“We pray that this has not come too late for us, as we remain very late in the day for our survival as a people in Iraq, but this event truly brings us real joy and hope which we so desperately need,” Archbishop Warda said in a statement earlier this week.
McCleskey also highlighted a recent “Memorandum of Understanding” (MOU) between the Knights of Columbus and USAID in which the two groups “will work together to identify populations in need and assist them, convene local actors, advance pluralism and collaborate on efforts to prevent future atrocities.”
Knights of Columbus representative Joseph Cullen told the Register that the group is providing more than $700,000 in funding for projects, co-designed with USAID, aimed at the needs of Iraq’s Christians and other religious minorities.
He said the funds “will enable the providing of psychosocial services to the primarily Yazidi IDP [internally displaced people] community in Dohuk, a property-rights center at the Catholic University of Erbil to help Christians and Yazidis with property-rights claims, and the restoration of Christian cemeteries destroyed and desecrated by ISIS in northern and southern Nineveh.”
Congressional Aid Efforts
While the Trump administration looks to expand its partnerships on the ground and direct aid where it’s most needed, some in Congress are advocating additional solutions to help Iraq’s Christian minority in the long term.
Rep. Jeff Fortenberry, R-Neb., introduced a resolution in the House earlier this month that calls for the U.S. to “develop a coordinated and implementable plan for a stabilization and security mission in the region” and train “regularized national military structures that include Christian and Yezidi local security forces.”
Fortenberry told the Register that the security resolution “will draw further attention to the urgent situation faced by oppressed religious minorities in Iraq still recovering from the ISIS genocide.”
Fortenberry traveled to Iraq in July to evaluate U.S. aid efforts and said that “changes have been made and a more direct aid response is underway, which is all for the good.”
However, he emphasized that, “for the economic aid to be sustainable, a new security settlement initiated by the international community but led by the Iraqis is absolutely necessary.”

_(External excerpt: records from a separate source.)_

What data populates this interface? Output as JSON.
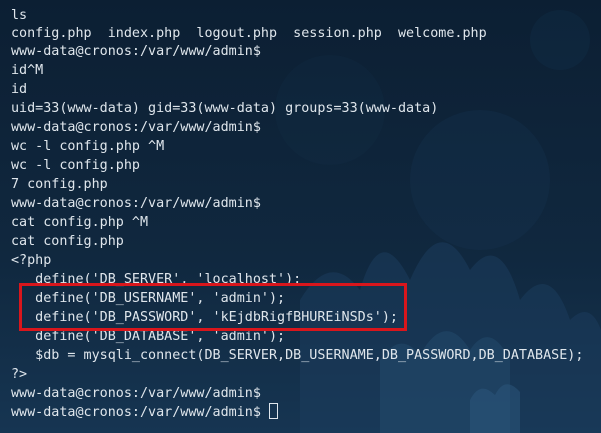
{
  "terminal": {
    "lines": [
      "ls",
      "config.php  index.php  logout.php  session.php  welcome.php",
      "www-data@cronos:/var/www/admin$",
      "id^M",
      "id",
      "uid=33(www-data) gid=33(www-data) groups=33(www-data)",
      "www-data@cronos:/var/www/admin$",
      "wc -l config.php ^M",
      "wc -l config.php",
      "7 config.php",
      "www-data@cronos:/var/www/admin$",
      "cat config.php ^M",
      "cat config.php",
      "<?php",
      "   define('DB_SERVER', 'localhost');",
      "   define('DB_USERNAME', 'admin');",
      "   define('DB_PASSWORD', 'kEjdbRigfBHUREiNSDs');",
      "   define('DB_DATABASE', 'admin');",
      "   $db = mysqli_connect(DB_SERVER,DB_USERNAME,DB_PASSWORD,DB_DATABASE);",
      "?>",
      "www-data@cronos:/var/www/admin$",
      "www-data@cronos:/var/www/admin$ "
    ]
  },
  "colors": {
    "background": "#0e2236",
    "text": "#dfe6ec",
    "highlight": "#d9161c"
  }
}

Another key piece of legislation aimed at helping Iraq’s Christians and other victims of the ISIS genocide finally passed the Senate earlier this month and is expected to be signed into law by President Donald Trump.
The Iraq and Syria Genocide Relief and Accountability Act, sponsored by Rep. Chris Smith, R-N.J., would direct U.S. aid funding to prioritize victims of ISIS, mandate that the State Department gather evidence of the genocide perpetrated by ISIS on Iraq’s religious minorities, and assist in the efforts of other countries to prosecute those behind the genocide.

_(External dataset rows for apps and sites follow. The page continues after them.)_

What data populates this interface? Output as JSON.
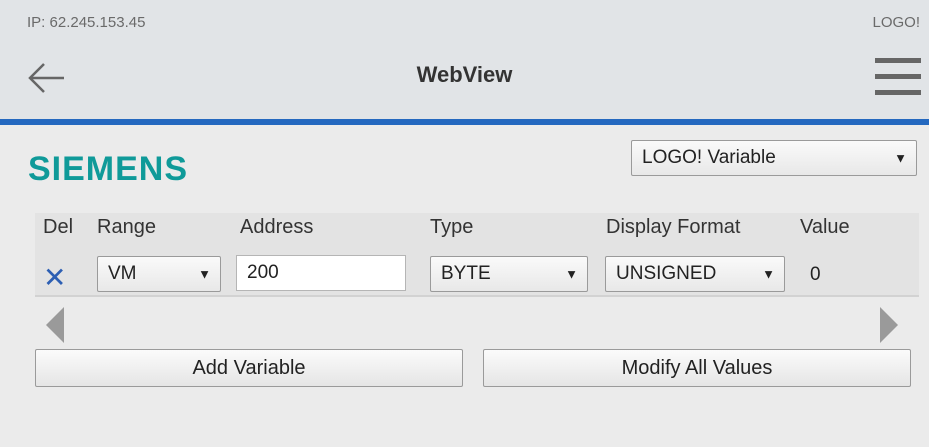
{
  "header": {
    "ip_text": "IP: 62.245.153.45",
    "device_tag": "LOGO!",
    "title": "WebView"
  },
  "brand": {
    "name": "SIEMENS",
    "color": "#0f9a99"
  },
  "view_select": {
    "value": "LOGO! Variable"
  },
  "table": {
    "columns": [
      "Del",
      "Range",
      "Address",
      "Type",
      "Display Format",
      "Value"
    ],
    "rows": [
      {
        "range": "VM",
        "address": "200",
        "type": "BYTE",
        "format": "UNSIGNED",
        "value": "0"
      }
    ]
  },
  "buttons": {
    "add": "Add Variable",
    "modify": "Modify All Values"
  },
  "icons": [
    "back-arrow-icon",
    "hamburger-menu-icon",
    "delete-x-icon",
    "scroll-left-icon",
    "scroll-right-icon",
    "dropdown-arrow-icon"
  ],
  "colors": {
    "accent_line": "#2468bf",
    "delete_icon": "#2d5fb3"
  }
}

Smith told the Register that the passage of his bill is “is a significant step forward toward ensuring that U.S. policy helps all the victims of ISIS genocide and leaves no one out.”
“As the U.S. has recently worked to correct the policies which under President Obama excluded these communities from aid, my legislation would give clear direction from Congress to the administration to ensure that humanitarian and reconstruction aid — as well as robust accountability for those who committed atrocities — gets to these communities and enables them to survive into the future,” he said.
Overall, Smith is optimistic that U.S. aid efforts in the region are on the right track.
“I continue to have conversations with the administration on ensuring that U.S. aid reaches the survivors of ISIS genocide who desperately need it,” he said, “and everything I have seen of late suggests that the U.S. is indeed on track to provide for the needs of Christians and other genocide survivors in Iraq. The overall needs of these communities are great, but we are on the way to fulfilling our promise of emergency aid.”
Register correspondent Lauretta Brown writes from Washington, D.C.